When a vessel from the enemy Teroni Federation is detected upon an outlying Republic world, Cole speeds the Teddy R to the scene (Resnick points out that, unlike Star Trek, no sensible military vessel would have all its top ranking officers on the bridge at once, and so Cole commands one of three shifts), and the resulting encounter involves the ship and its crew in the first shooting engagement they've seen in some years. Cole is decorated yet again, as he has become a Republic media darling, but he quickly has it reinforced that politics and egos trump fairness and justice in the real world. In truth, the Navy brass are more angry that he's made them look stupid, than grateful that he's saved a number of Republic citizens from enemy occupation.

Cole's example has fired up the Teddy R's once-complacent and lax crew and even its fatalistic captain, but the first officer, Podok, remains Cole's bête noire. Things get worse when, in a later engagement, the captain is killed and Podok is given command of the ship. Cole is forced to choose between difficult loyalties: to the crew, who are unreservedly on his side; to the Navy, which seems all too eager to betray their faithful officers if political sensitivities demand it; to his increasingly unhinged new captain; even to the Republic itself, whose fickle and sensationalist media (why, so like our own!) all too easily mold ignorant public opinion.
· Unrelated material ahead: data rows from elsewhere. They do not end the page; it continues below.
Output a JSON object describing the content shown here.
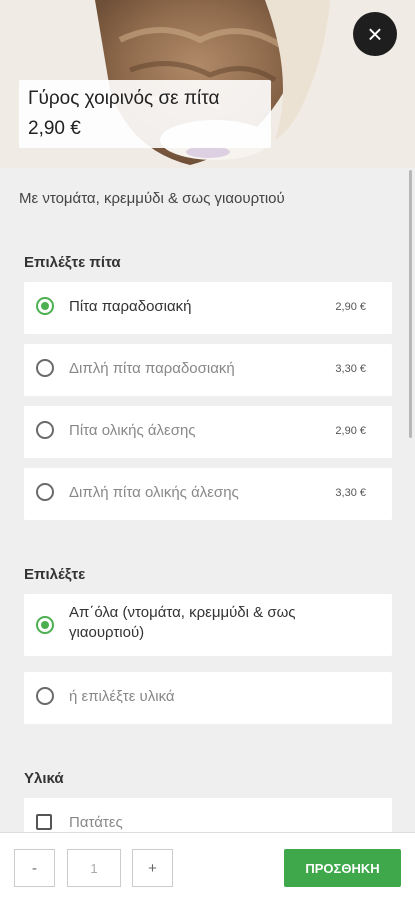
{
  "product": {
    "title": "Γύρος χοιρινός σε πίτα",
    "price": "2,90 €",
    "description": "Με ντομάτα, κρεμμύδι & σως γιαουρτιού"
  },
  "sections": [
    {
      "title": "Επιλέξτε πίτα",
      "options": [
        {
          "label": "Πίτα παραδοσιακή",
          "price": "2,90 €",
          "selected": true
        },
        {
          "label": "Διπλή πίτα παραδοσιακή",
          "price": "3,30 €",
          "selected": false
        },
        {
          "label": "Πίτα ολικής άλεσης",
          "price": "2,90 €",
          "selected": false
        },
        {
          "label": "Διπλή πίτα ολικής άλεσης",
          "price": "3,30 €",
          "selected": false
        }
      ]
    },
    {
      "title": "Επιλέξτε",
      "options": [
        {
          "label": "Απ΄όλα (ντομάτα, κρεμμύδι & σως γιαουρτιού)",
          "selected": true
        },
        {
          "label": "ή επιλέξτε υλικά",
          "selected": false
        }
      ]
    },
    {
      "title": "Υλικά",
      "options": [
        {
          "label": "Πατάτες",
          "checked": false
        }
      ]
    }
  ],
  "footer": {
    "minus_label": "-",
    "quantity": "1",
    "plus_label": "+",
    "add_label": "ΠΡΟΣΘΗΚΗ"
  },
  "colors": {
    "accent": "#3ea84a",
    "close_button": "#1e1e1e"
  },
  "icons": {
    "close": "close-icon"
  }
}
The novel isn't without its flaws. The title alone kinda gives the game away concerning the ultimate outcome of Cole's relationship to Podok. And we also get a few scenes that ask us to suspend disbelief for some stuff that's borderline silly in order to keep the action and excitement ratcheted up. The aliens who invade the Republic world early in the story, for instance, are prototypical Stupid Bad Guys. Despite having the technological know-how to extract energy from a planet's tectonic activity, they're still dumb enough to have travelled to a world with a sun much brighter than their own without having innovated anything like tinted helmet visors or even sunglasses. So Cole easily escapes when they capture him by running full tilt into the setting sun, and they stagger after him half-blind like Keystone Kops.

But I'm happy to give the story high marks in the end despite this kind of thing. Because Resnick, a quintessential old pro, is so skilled at delivering whip-smart, fast-paced pure entertainment that he could tell tales like this in his sleep and achieve more fun and enjoyable results than any ten SF writers who sweat blood into the effort. With about fifty books to his résumé and enough awards to sink a frigate, Resnick whips up a cast of likable and memorable heroes with such ease that half the aspiring writers who read him will be slack-jawed with awe, with the other half jealously planning his violent death. Much of Starship: Mutiny reads like Poul Anderson's Flandry or Keith Laumer's Retief adventures, simply pure escapism, impossible to resist by anyone who still remembers that good old fashioned sense of wonder. "Cutting edge" writers may come and go. But with his infectious devotion to the kinds of SF "they just don't make like they used to," that so many of us grew up with, Mike Resnick proves that while you might not be able to teach an old dog many new tricks, the old tricks still kick plenty of ass.

Followed by Starship: Pirate.